▶ Page and application data records
::::::::::
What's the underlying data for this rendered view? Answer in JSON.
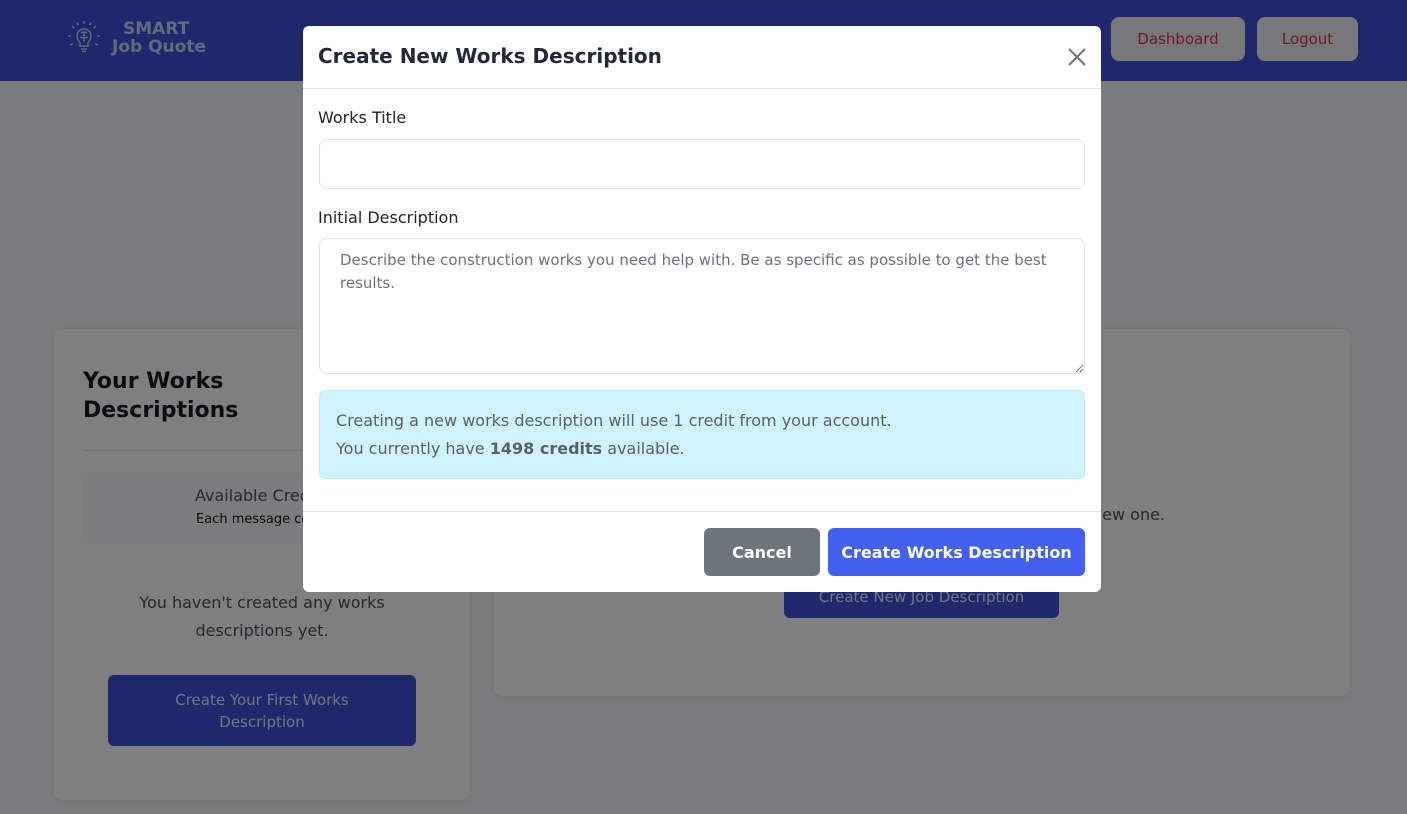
{
  "navbar": {
    "logo_line1": "SMART",
    "logo_line2": "Job Quote",
    "dashboard_label": "Dashboard",
    "logout_label": "Logout"
  },
  "left_card": {
    "title": "Your Works Descriptions",
    "credits_label": "Available Credits",
    "credits_sub": "Each message costs",
    "empty_text": "You haven't created any works descriptions yet.",
    "first_button_label": "Create Your First Works Description"
  },
  "right_card": {
    "text_fragment": "new one.",
    "button_label": "Create New Job Description"
  },
  "modal": {
    "title": "Create New Works Description",
    "works_title_label": "Works Title",
    "works_title_value": "",
    "description_label": "Initial Description",
    "description_placeholder": "Describe the construction works you need help with. Be as specific as possible to get the best results.",
    "alert_line1": "Creating a new works description will use 1 credit from your account.",
    "alert_line2_prefix": "You currently have ",
    "alert_credits": "1498 credits",
    "alert_line2_suffix": " available.",
    "cancel_label": "Cancel",
    "create_label": "Create Works Description"
  },
  "colors": {
    "navbar": "#3f51d8",
    "primary_button": "#4361ee",
    "cancel_button": "#6c757d",
    "alert_bg": "#cff4fc",
    "nav_button_text": "#e0344e"
  }
}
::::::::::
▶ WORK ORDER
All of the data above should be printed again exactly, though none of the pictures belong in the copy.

▶ OUTPUT OF THE TASK
What's the underlying data for this rendered view? Answer in JSON.
{
  "navbar": {
    "logo_line1": "SMART",
    "logo_line2": "Job Quote",
    "dashboard_label": "Dashboard",
    "logout_label": "Logout"
  },
  "left_card": {
    "title": "Your Works Descriptions",
    "credits_label": "Available Credits",
    "credits_sub": "Each message costs",
    "empty_text": "You haven't created any works descriptions yet.",
    "first_button_label": "Create Your First Works Description"
  },
  "right_card": {
    "text_fragment": "new one.",
    "button_label": "Create New Job Description"
  },
  "modal": {
    "title": "Create New Works Description",
    "works_title_label": "Works Title",
    "works_title_value": "",
    "description_label": "Initial Description",
    "description_placeholder": "Describe the construction works you need help with. Be as specific as possible to get the best results.",
    "alert_line1": "Creating a new works description will use 1 credit from your account.",
    "alert_line2_prefix": "You currently have ",
    "alert_credits": "1498 credits",
    "alert_line2_suffix": " available.",
    "cancel_label": "Cancel",
    "create_label": "Create Works Description"
  },
  "colors": {
    "navbar": "#3f51d8",
    "primary_button": "#4361ee",
    "cancel_button": "#6c757d",
    "alert_bg": "#cff4fc",
    "nav_button_text": "#e0344e"
  }
}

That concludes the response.